Feeling Overwhelmed? Try These Alternative Remedies For Anxiety
It’s one of the most common mental health issues, with 1 in 13 people worldwide affected by anxiety disorders. But help is available. If you’re feeling under stress, you’re not alone.You may recognize the physical symptoms of anxiety: -Sweaty palms -Irregular heart beat -Chest pains -Dizziness -Nausea -Shaking To name a few. Anxiety can also cause a change in the way you think or feel. You may find it hard to concentrate, be more irritable, feel restless or be in a constant state of dread. Over 18% of Americans suffer from anxiety, with women twice as likely to be affected as men. Less than 40% of those with anxiety seek treatment. The good news is that you don’t have to suffer in silence. If you’re anxiety isn’t severe, there are plenty of alternative remedies to help reduce your symptoms.
Transcranial Magnetic Stimulation (TMS) Therapy safely uses magnetic energy to treat anxiety and depression. This non-surgical treatment works to regulate your emotions. It’s been approved by the FDA since 2008 and has been the subject of many clinical trials. Treatments take about 40 minutes and you can watch TV or listen to music throughout. TMS to treat anxiety involves having an electro magnetic coil placed gently on your scalp. This painlessly sends a magnetic signal to nerve cells in the brain. Treatment sessions are repeated until your symptoms reduce, and you can carry on with the rest of your day afterwards.
Studies show that exercising can reduce anxiety by producing endorphins, chemicals in your brain that help to lower stress. With just five minutes of aerobic exercise, you can start to feel calmer. Try incorporating one of the following into your routine: -Going for a brisk walk -Running -Cycling -Jogging These all count as aerobic exercises because they encourage your breathing and heart rate to increase. There’s plenty of other forms of exercise you can enjoy too, such as: -Dance -Aerobics -Racket sports like tennis and badminton -Joining a gym, your local health center, or just trying out an exercise class will help you to feel less isolated if your anxiety has been causing you to avoid social situations.
Spend Time in Nature
It’s been proven by research that spending just 20 minutes outside in nature can reduce levels of cortisol, the stress hormone. So if you have a garden or a park near you that helps you feel calmer, then this could be just what the doctor ordered. Other ways of spending time in the great outdoors include: -Helping out on an allotment -Doing volunteer conservation work, -Walking round the block in your lunch break

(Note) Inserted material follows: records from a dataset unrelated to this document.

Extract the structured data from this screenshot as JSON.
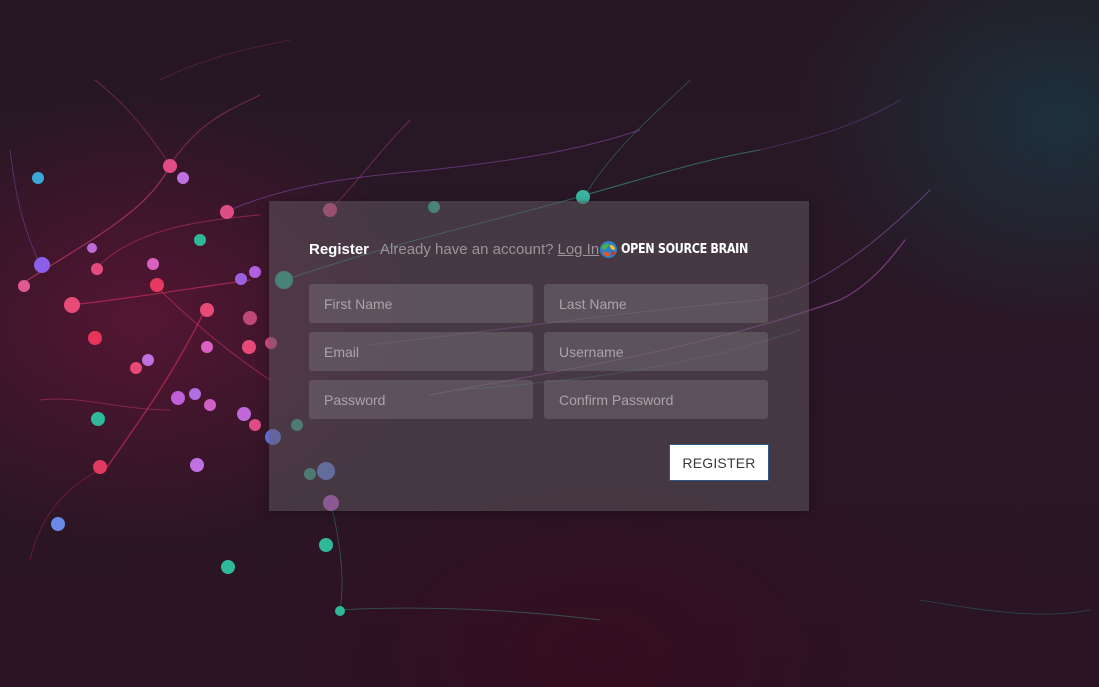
{
  "card": {
    "title": "Register",
    "subtext": "Already have an account?",
    "login_link": "Log In",
    "logo_text": "OPEN SOURCE BRAIN",
    "logo_icon": "brain-globe-icon"
  },
  "form": {
    "first_name": {
      "placeholder": "First Name",
      "value": ""
    },
    "last_name": {
      "placeholder": "Last Name",
      "value": ""
    },
    "email": {
      "placeholder": "Email",
      "value": ""
    },
    "username": {
      "placeholder": "Username",
      "value": ""
    },
    "password": {
      "placeholder": "Password",
      "value": ""
    },
    "confirm_password": {
      "placeholder": "Confirm Password",
      "value": ""
    }
  },
  "actions": {
    "register_label": "REGISTER"
  },
  "colors": {
    "card_background": "#5c565c",
    "button_background": "#ffffff",
    "button_border": "#2d5a86",
    "text_primary": "#ffffff",
    "text_muted": "#9b9498"
  }
}
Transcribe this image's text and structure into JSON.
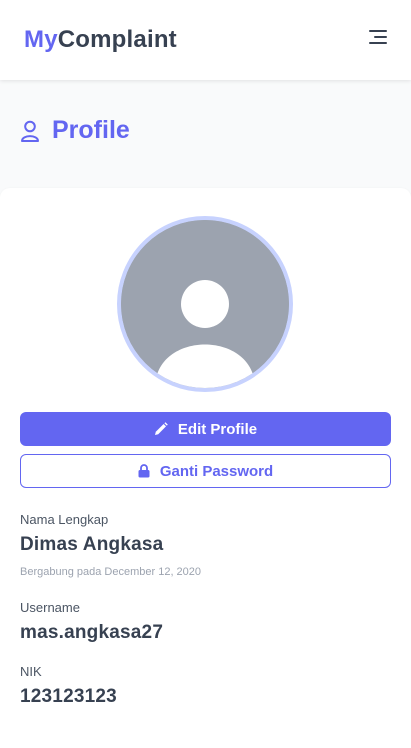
{
  "navbar": {
    "brand_part1": "My",
    "brand_part2": "Complaint",
    "menu_icon": "menu-icon"
  },
  "header": {
    "icon": "user-icon",
    "title": "Profile"
  },
  "profile": {
    "avatar_icon": "user-avatar-icon",
    "edit_button_label": "Edit Profile",
    "edit_icon": "pencil-icon",
    "password_button_label": "Ganti Password",
    "password_icon": "lock-icon",
    "fields": {
      "fullname_label": "Nama Lengkap",
      "fullname_value": "Dimas Angkasa",
      "joined_text": "Bergabung pada December 12, 2020",
      "username_label": "Username",
      "username_value": "mas.angkasa27",
      "nik_label": "NIK",
      "nik_value": "123123123"
    }
  },
  "colors": {
    "accent": "#6366f1",
    "avatar_ring": "#c7d2fe",
    "avatar_bg": "#9ca3af"
  }
}
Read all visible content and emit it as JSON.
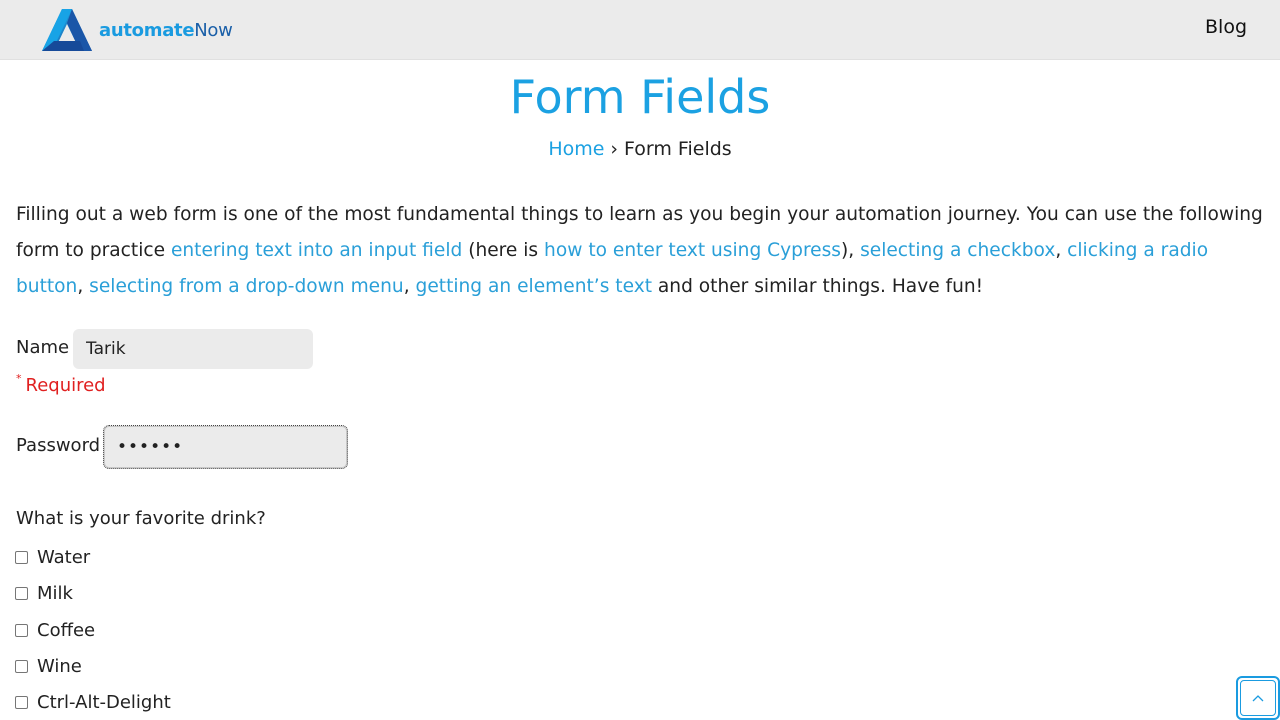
{
  "header": {
    "logo_text_bold": "automate",
    "logo_text_light": "Now",
    "nav_blog": "Blog"
  },
  "page": {
    "title": "Form Fields",
    "breadcrumb_home": "Home",
    "breadcrumb_sep": "›",
    "breadcrumb_current": "Form Fields"
  },
  "intro": {
    "t1": "Filling out a web form is one of the most fundamental things to learn as you begin your automation journey. You can use the following form to practice ",
    "l1": "entering text into an input field",
    "t2": " (here is ",
    "l2": "how to enter text using Cypress",
    "t3": "), ",
    "l3": "selecting a checkbox",
    "t4": ", ",
    "l4": "clicking a radio button",
    "t5": ", ",
    "l5": "selecting from a drop-down menu",
    "t6": ", ",
    "l6": "getting an element’s text",
    "t7": " and other similar things. Have fun!"
  },
  "form": {
    "name_label": "Name",
    "name_value": "Tarik",
    "required_mark": "*",
    "required_text": "Required",
    "password_label": "Password",
    "password_value": "••••••",
    "drink_question": "What is your favorite drink?",
    "drinks": [
      "Water",
      "Milk",
      "Coffee",
      "Wine",
      "Ctrl-Alt-Delight"
    ]
  },
  "scroll_top": {
    "icon": "chevron-up-icon",
    "glyph": "^"
  },
  "colors": {
    "accent": "#1ba1e2",
    "required": "#e02020",
    "header_bg": "#ebebeb"
  }
}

Use Talk Therapy
Sometimes it can be easier to discuss what’s making you anxious with a trained counsellor or therapist. There are many different types of talking therapies available, but what they have in common is an allocated, safe time and space for you to discuss your anxiety with someone objective. Over time you can then look at your problems from a different perspective by someone who respects you and your opinions.
Ask Your Doctor
If you’ve been struggling with anxiety for at least six months, it’s recommended you talk with your doctor. They will advise you on the next steps to take. If your anxiety is interfering with your daily life, then your doctor may refer you to a psychiatrist who can prescribe you anti-anxiety medication based on their diagnosis. What’s key is to not let anxiety take over your life. Contact the professionals who can offer you the right treatment for your symptoms.